Only lines holding the string "JSON" are wanted; copy each one from the material.

------------------------------------------------

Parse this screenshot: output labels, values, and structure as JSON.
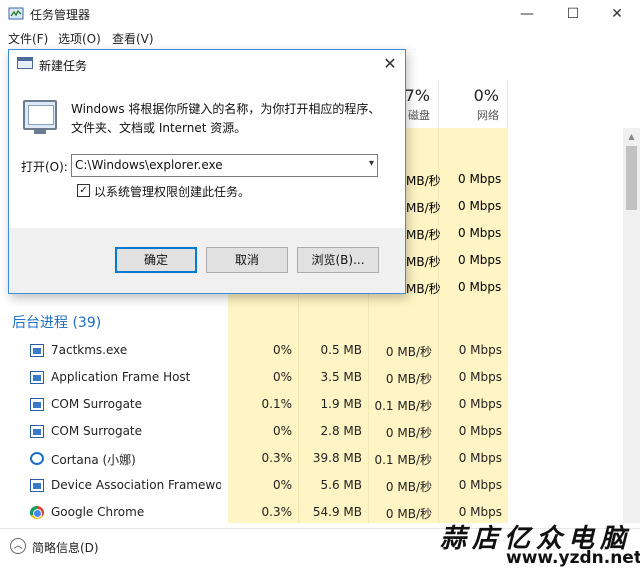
{
  "taskmanager": {
    "title": "任务管理器",
    "menu": [
      "文件(F)",
      "选项(O)",
      "查看(V)"
    ],
    "window_controls": {
      "minimize": "—",
      "maximize": "☐",
      "close": "✕"
    },
    "columns": {
      "disk": {
        "percent": "7%",
        "label": "磁盘"
      },
      "network": {
        "percent": "0%",
        "label": "网络"
      }
    },
    "upper_rows": [
      {
        "disk": "MB/秒",
        "net": "0 Mbps"
      },
      {
        "disk": "MB/秒",
        "net": "0 Mbps"
      },
      {
        "disk": "MB/秒",
        "net": "0 Mbps"
      },
      {
        "disk": "MB/秒",
        "net": "0 Mbps"
      },
      {
        "disk": "MB/秒",
        "net": "0 Mbps"
      }
    ],
    "section_title": "后台进程 (39)",
    "processes": [
      {
        "name": "7actkms.exe",
        "icon": "app-window-icon",
        "cpu": "0%",
        "mem": "0.5 MB",
        "disk": "0 MB/秒",
        "net": "0 Mbps"
      },
      {
        "name": "Application Frame Host",
        "icon": "app-window-icon",
        "cpu": "0%",
        "mem": "3.5 MB",
        "disk": "0 MB/秒",
        "net": "0 Mbps"
      },
      {
        "name": "COM Surrogate",
        "icon": "app-window-icon",
        "cpu": "0.1%",
        "mem": "1.9 MB",
        "disk": "0.1 MB/秒",
        "net": "0 Mbps"
      },
      {
        "name": "COM Surrogate",
        "icon": "app-window-icon",
        "cpu": "0%",
        "mem": "2.8 MB",
        "disk": "0 MB/秒",
        "net": "0 Mbps"
      },
      {
        "name": "Cortana (小娜)",
        "icon": "cortana-icon",
        "cpu": "0.3%",
        "mem": "39.8 MB",
        "disk": "0.1 MB/秒",
        "net": "0 Mbps"
      },
      {
        "name": "Device Association Framewo...",
        "icon": "app-window-icon",
        "cpu": "0%",
        "mem": "5.6 MB",
        "disk": "0 MB/秒",
        "net": "0 Mbps"
      },
      {
        "name": "Google Chrome",
        "icon": "chrome-icon",
        "cpu": "0.3%",
        "mem": "54.9 MB",
        "disk": "0 MB/秒",
        "net": "0 Mbps"
      }
    ],
    "footer_label": "简略信息(D)"
  },
  "run_dialog": {
    "title": "新建任务",
    "close": "✕",
    "description": "Windows 将根据你所键入的名称，为你打开相应的程序、文件夹、文档或 Internet 资源。",
    "open_label": "打开(O):",
    "open_value": "C:\\Windows\\explorer.exe",
    "admin_checked": "✓",
    "admin_label": "以系统管理权限创建此任务。",
    "buttons": {
      "ok": "确定",
      "cancel": "取消",
      "browse": "浏览(B)..."
    }
  },
  "watermark": {
    "text": "蒜店亿众电脑",
    "url": "www.yzdn.net"
  },
  "colors": {
    "accent": "#0078d7",
    "section_blue": "#1e6fc8",
    "column_shade": "#fff4c4"
  }
}
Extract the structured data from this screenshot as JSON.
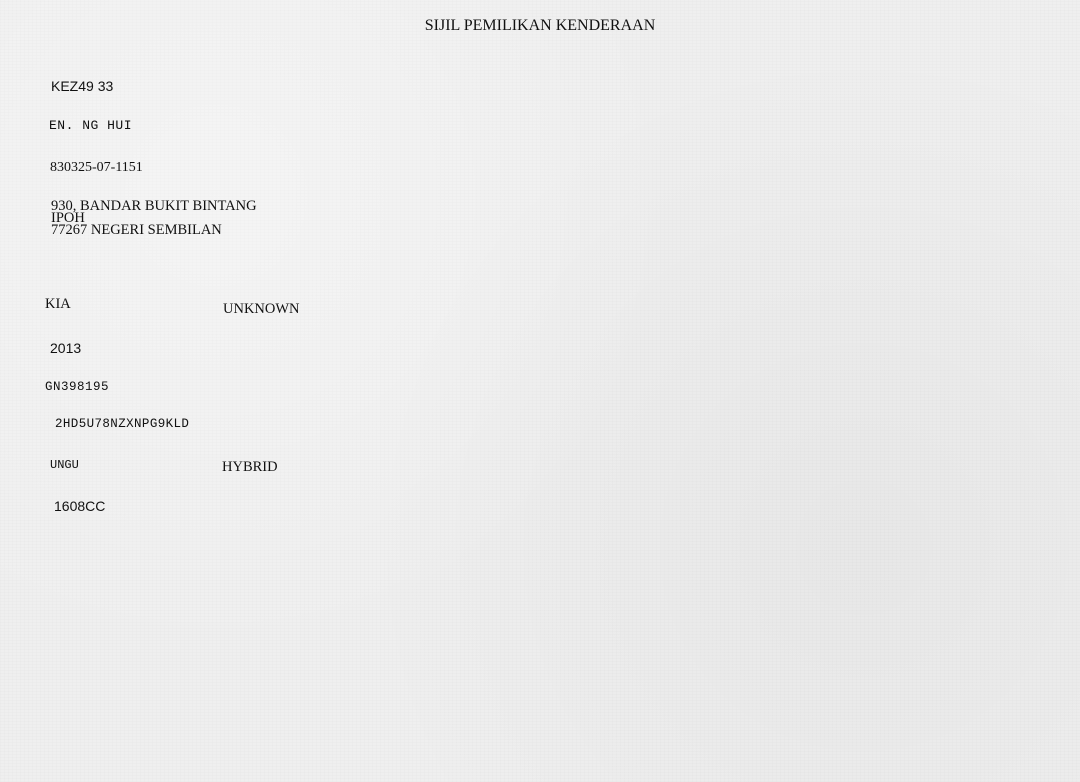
{
  "document": {
    "title": "SIJIL PEMILIKAN KENDERAAN",
    "owner": {
      "plate_number": "KEZ49 33",
      "name": "EN. NG HUI",
      "ic_number": "830325-07-1151",
      "address": {
        "line1": "930, BANDAR BUKIT BINTANG",
        "line2": "IPOH",
        "line3": "77267 NEGERI SEMBILAN"
      }
    },
    "vehicle": {
      "make": "KIA",
      "model": "UNKNOWN",
      "year": "2013",
      "engine_number": "GN398195",
      "chassis_number": "2HD5U78NZXNPG9KLD",
      "color": "UNGU",
      "fuel": "HYBRID",
      "engine_capacity": "1608CC"
    }
  }
}
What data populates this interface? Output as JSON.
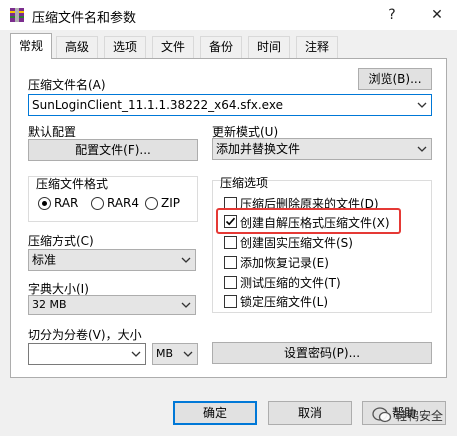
{
  "window": {
    "title": "压缩文件名和参数"
  },
  "titlebar_buttons": {
    "help": "?",
    "close": "✕"
  },
  "tabs": [
    "常规",
    "高级",
    "选项",
    "文件",
    "备份",
    "时间",
    "注释"
  ],
  "archive_name": {
    "label": "压缩文件名(A)",
    "value": "SunLoginClient_11.1.1.38222_x64.sfx.exe",
    "browse_button": "浏览(B)..."
  },
  "default_profile": {
    "label": "默认配置",
    "button": "配置文件(F)..."
  },
  "update_mode": {
    "label": "更新模式(U)",
    "value": "添加并替换文件"
  },
  "archive_format": {
    "label": "压缩文件格式",
    "options": [
      "RAR",
      "RAR4",
      "ZIP"
    ],
    "selected": "RAR"
  },
  "compression_method": {
    "label": "压缩方式(C)",
    "value": "标准"
  },
  "dictionary_size": {
    "label": "字典大小(I)",
    "value": "32 MB"
  },
  "split_volumes": {
    "label": "切分为分卷(V)，大小",
    "value": "",
    "unit": "MB"
  },
  "archive_options": {
    "label": "压缩选项",
    "items": [
      {
        "label": "压缩后删除原来的文件(D)",
        "checked": false
      },
      {
        "label": "创建自解压格式压缩文件(X)",
        "checked": true
      },
      {
        "label": "创建固实压缩文件(S)",
        "checked": false
      },
      {
        "label": "添加恢复记录(E)",
        "checked": false
      },
      {
        "label": "测试压缩的文件(T)",
        "checked": false
      },
      {
        "label": "锁定压缩文件(L)",
        "checked": false
      }
    ]
  },
  "set_password_button": "设置密码(P)...",
  "footer": {
    "ok": "确定",
    "cancel": "取消",
    "help": "帮助"
  },
  "watermark": {
    "text": "鞋鸭安全"
  },
  "colors": {
    "highlight": "#e53935",
    "accent": "#0078d7"
  }
}
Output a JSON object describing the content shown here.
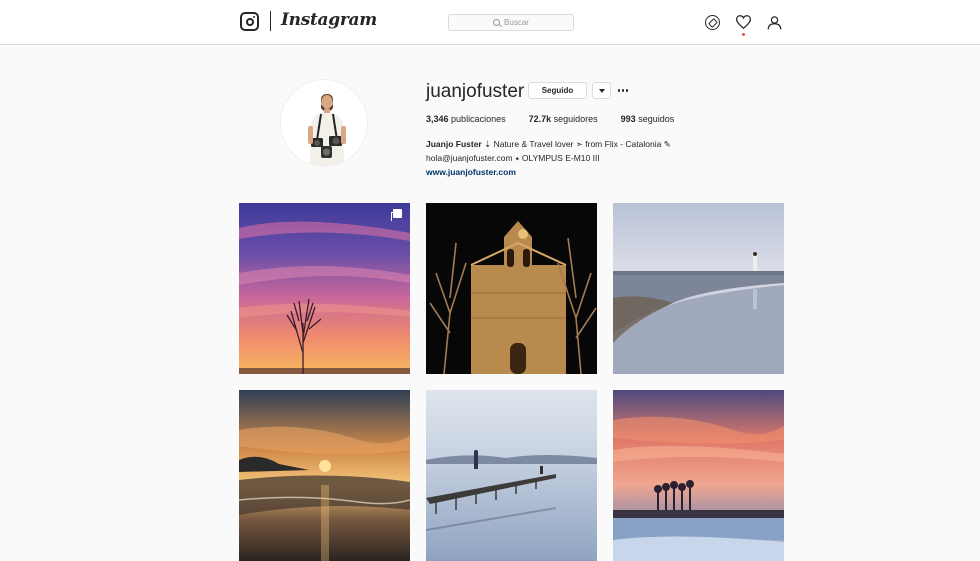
{
  "header": {
    "app_name": "Instagram",
    "search_placeholder": "Buscar",
    "icons": [
      "instagram-logo-icon",
      "search-icon",
      "compass-icon",
      "heart-icon",
      "profile-icon"
    ],
    "notification_dot_color": "#ed4956"
  },
  "profile": {
    "username": "juanjofuster",
    "follow_button_label": "Seguido",
    "stats": [
      {
        "count": "3,346",
        "label": "publicaciones"
      },
      {
        "count": "72.7k",
        "label": "seguidores"
      },
      {
        "count": "993",
        "label": "seguidos"
      }
    ],
    "bio": {
      "name": "Juanjo Fuster",
      "line1": " ⇣ Nature & Travel lover ➣ from Flix - Catalonia ✎",
      "line2": "hola@juanjofuster.com ⭑ OLYMPUS E-M10 III",
      "website": "www.juanjofuster.com"
    },
    "link_color": "#003569"
  },
  "posts": [
    {
      "subject": "purple sunset with bare tree",
      "multiple": true
    },
    {
      "subject": "lit stone church at night"
    },
    {
      "subject": "woman on wet beach"
    },
    {
      "subject": "sunset over waves"
    },
    {
      "subject": "man on pier over calm water"
    },
    {
      "subject": "palm trees under pink sky"
    }
  ]
}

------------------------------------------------

- [Final answer]:
Parse this screenshot: output labels, values, and structure as JSON.
Extract the structured data from this screenshot as JSON.
What data populates this interface? Output as JSON.
Output a JSON object describing the content shown here.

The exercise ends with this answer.